The Cure for Common Household Debt

At some point in our lives, many of us come to believe that accruing debt is part of life. After all, you can’t build credit without taking on debt, and credit scores are becoming increasingly more important when it comes to finding a place to live, purchasing a vehicle, and even getting a job. The problem is that many people wait too late to stomp their debt break. When you reach the point that your debt is eating up most of your income, you are headed for a financial car wreck.



Many people just “wing it” with their finances and spend money as they feel the need/desire to. Financially speaking, that is the equivalent of trying to drive through the rain without windshield wipers. Without clear visibility, you can’t really see the road ahead. Start by making a list of your expenses, and it should include all your expenses, not just reoccurring monthly bills. Factor in costs like food, gas, parking, etc. While you can’t plan for every single expense, you can account for most of them. Set reasonable limits on personal expenses and stick to them. The first step in managing your debt is to know exactly where your money is going every month.

Your budget doesn’t have to be a complicated spreadsheet. Even just a pencil and paper list of your income and expenses is sufficient. If you have trouble figuring out what appropriate amounts to budget for certain things, then track your spending for a month and keep your receipts. By looking at your shopping habits, you can figure out if your budget goals are realistic or not.

Tackling the Cable Bill

The average monthly cost for pay-tv was $86 in 2011. Within the next two years, that number is expected to rise to $123 per month. Don’t make the mistake of just looking at the total due on your cable bill and paying it without asking any questions. Pay attention to each line item on the bill and make sure that you know exactly what you’re paying for.

Scrutinize your bill and don’t be afraid to call the service provider and question charges that you don’t understand. There is a very good chance that you may be paying for services that you don’t even know you have. If you don’t watch television a lot, you should also consider ditching cable and explore streaming video options online. Many networks now make full episodes of popular shows available online for free.

Next Up: The Phone

While some people find cell phones to be an economical alternative to traditional landlines, many people feel they need both. The question you should ask yourself is should you break up with your landline? Most cell phone plans offer free long distance and you can easily find plans with unlimited minutes. Voice over Internet Protocol (VoIP) has become an increasingly popular alternative to traditional phone lines, but do you get enough use out of it to justify the extra $30 or more per month expense?

If you do decide that you have legitimate reasons to have a landline, then examine your phone bill the same way you should look at your cable bill. Are you paying extra charges for directory assistance? Is there a service contract tied to the plan that you really don’t need? Telephone companies are staffed by humans, and humans inevitably make mistakes. Don’t just assume that your bill is always correct because it might not be.

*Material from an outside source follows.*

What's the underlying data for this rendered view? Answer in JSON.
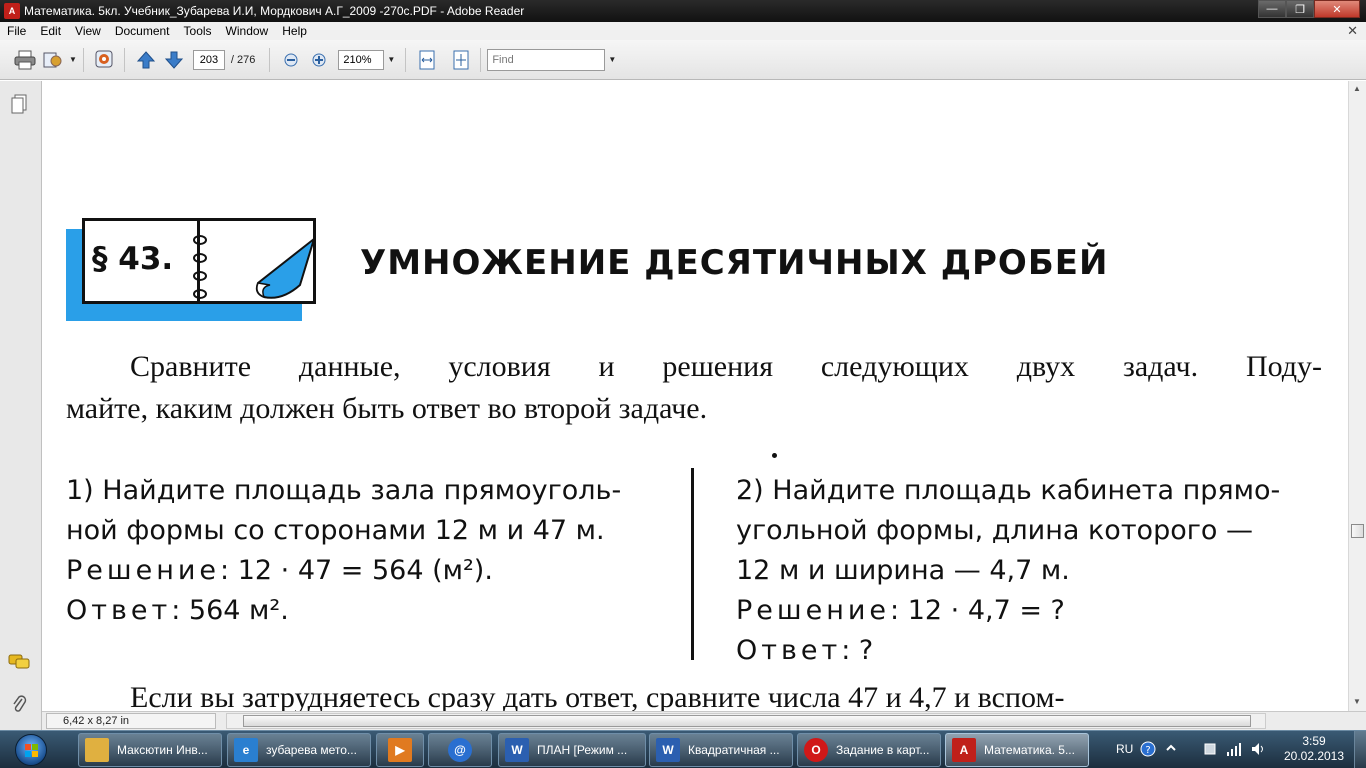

Paper or Plastic

While it is true that you can’t always pay cash for everything, that doesn’t mean you should resort to credit cards either. The typical credit card purchase costs 112% than using cash or a debit card, possibly even more if you have a tendency to make minimum payments and let your balances accrue interest. Make it a general rule that if you don’t have the extra money in your bank account to make a purchase, then you wait until you can afford it.

Don’t confuse “want” purchases with “need” purchases. You need food. You need to a place to live. You don’t need the latest iPhone. Sure, it would be great to have, but not if you have to go into debt to get it. It is perfectly normal to feel a little envious when your friends have the latest and greatest, but keeping up with the Joneses is a sure fire way to get into debt over your head. A little patience can be a huge step towards stopping overspending.

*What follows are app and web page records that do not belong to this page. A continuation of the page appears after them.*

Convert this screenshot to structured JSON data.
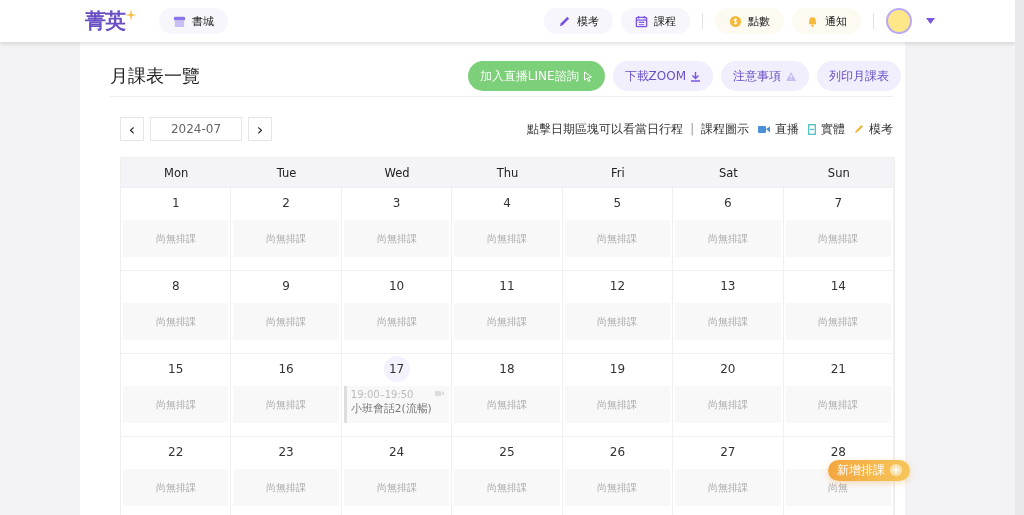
{
  "header": {
    "logo": "菁英",
    "nav_left": [
      {
        "label": "書城",
        "kind": "store"
      }
    ],
    "nav_right": [
      {
        "label": "模考",
        "kind": "pencil"
      },
      {
        "label": "課程",
        "kind": "calendar"
      },
      {
        "label": "點數",
        "kind": "coin"
      },
      {
        "label": "通知",
        "kind": "bell"
      }
    ]
  },
  "page": {
    "title": "月課表一覽",
    "actions": [
      {
        "label": "加入直播LINE諮詢",
        "kind": "primary"
      },
      {
        "label": "下載ZOOM",
        "kind": "download"
      },
      {
        "label": "注意事項",
        "kind": "warning"
      },
      {
        "label": "列印月課表",
        "kind": "plain"
      }
    ],
    "month": {
      "prev": "‹",
      "value": "2024-07",
      "next": "›"
    },
    "legend": {
      "hint": "點擊日期區塊可以看當日行程",
      "separator": "|",
      "caption": "課程圖示",
      "items": [
        {
          "label": "直播",
          "kind": "video"
        },
        {
          "label": "實體",
          "kind": "building"
        },
        {
          "label": "模考",
          "kind": "pencil"
        }
      ]
    }
  },
  "calendar": {
    "weekdays": [
      "Mon",
      "Tue",
      "Wed",
      "Thu",
      "Fri",
      "Sat",
      "Sun"
    ],
    "weeks": [
      [
        {
          "date": "1",
          "today": false,
          "empty": "尚無排課"
        },
        {
          "date": "2",
          "today": false,
          "empty": "尚無排課"
        },
        {
          "date": "3",
          "today": false,
          "empty": "尚無排課"
        },
        {
          "date": "4",
          "today": false,
          "empty": "尚無排課"
        },
        {
          "date": "5",
          "today": false,
          "empty": "尚無排課"
        },
        {
          "date": "6",
          "today": false,
          "empty": "尚無排課"
        },
        {
          "date": "7",
          "today": false,
          "empty": "尚無排課"
        }
      ],
      [
        {
          "date": "8",
          "today": false,
          "empty": "尚無排課"
        },
        {
          "date": "9",
          "today": false,
          "empty": "尚無排課"
        },
        {
          "date": "10",
          "today": false,
          "empty": "尚無排課"
        },
        {
          "date": "11",
          "today": false,
          "empty": "尚無排課"
        },
        {
          "date": "12",
          "today": false,
          "empty": "尚無排課"
        },
        {
          "date": "13",
          "today": false,
          "empty": "尚無排課"
        },
        {
          "date": "14",
          "today": false,
          "empty": "尚無排課"
        }
      ],
      [
        {
          "date": "15",
          "today": false,
          "empty": "尚無排課"
        },
        {
          "date": "16",
          "today": false,
          "empty": "尚無排課"
        },
        {
          "date": "17",
          "today": true,
          "events": [
            {
              "time": "19:00–19:50",
              "title": "小班會話2(流暢)",
              "kind": "live"
            }
          ]
        },
        {
          "date": "18",
          "today": false,
          "empty": "尚無排課"
        },
        {
          "date": "19",
          "today": false,
          "empty": "尚無排課"
        },
        {
          "date": "20",
          "today": false,
          "empty": "尚無排課"
        },
        {
          "date": "21",
          "today": false,
          "empty": "尚無排課"
        }
      ],
      [
        {
          "date": "22",
          "today": false,
          "empty": "尚無排課"
        },
        {
          "date": "23",
          "today": false,
          "empty": "尚無排課"
        },
        {
          "date": "24",
          "today": false,
          "empty": "尚無排課"
        },
        {
          "date": "25",
          "today": false,
          "empty": "尚無排課"
        },
        {
          "date": "26",
          "today": false,
          "empty": "尚無排課"
        },
        {
          "date": "27",
          "today": false,
          "empty": "尚無排課"
        },
        {
          "date": "28",
          "today": false,
          "empty": "尚無"
        }
      ]
    ]
  },
  "fab": {
    "label": "新增排課"
  }
}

Utility Bills

Last, but certainly not least, “going green” isn’t just good for the environment, it is good for your bank account as well. Don’t leave televisions on when nobody is watching them. Turn off lights when you leave a room. Keep your rooms at a comfortable temperature, but don’t get carried away running the heater or air conditioners. Don’t keep devices such as your cell phone plugged in after they are already charged. As simple as these tips sound, they can be big money savers.

Outside of your rent or mortgage, utility bills are likely the second biggest chunk of your household budget. While you may not like having to remind your family members that things like electricity and water cost money, it is a necessary “evil” and the effort will be well worth it. Electric and water providers usually show usage amounts on your monthly bill. Track your usage each month and make it a point to reduce that amount gradually each month.

Living la vida frugal isn’t always easy. Admittedly, it can be a bit frustrating. The best way to relieve the pressure of tightening your finances is to go ahead and splurge occasionally, but make it a planned expense. Put aside a little money in your budget so that you can treat yourself to a night out once a week or save up for a vacation. You don’t have to deprive yourself of everything, just save your money for meaningful uses instead of wasting it needlessly.

About the Author: Tony Standin is a personal finance specialist with a passion for helping others learn to live healthier financial lives through budgeting, credit repair, and frugal living.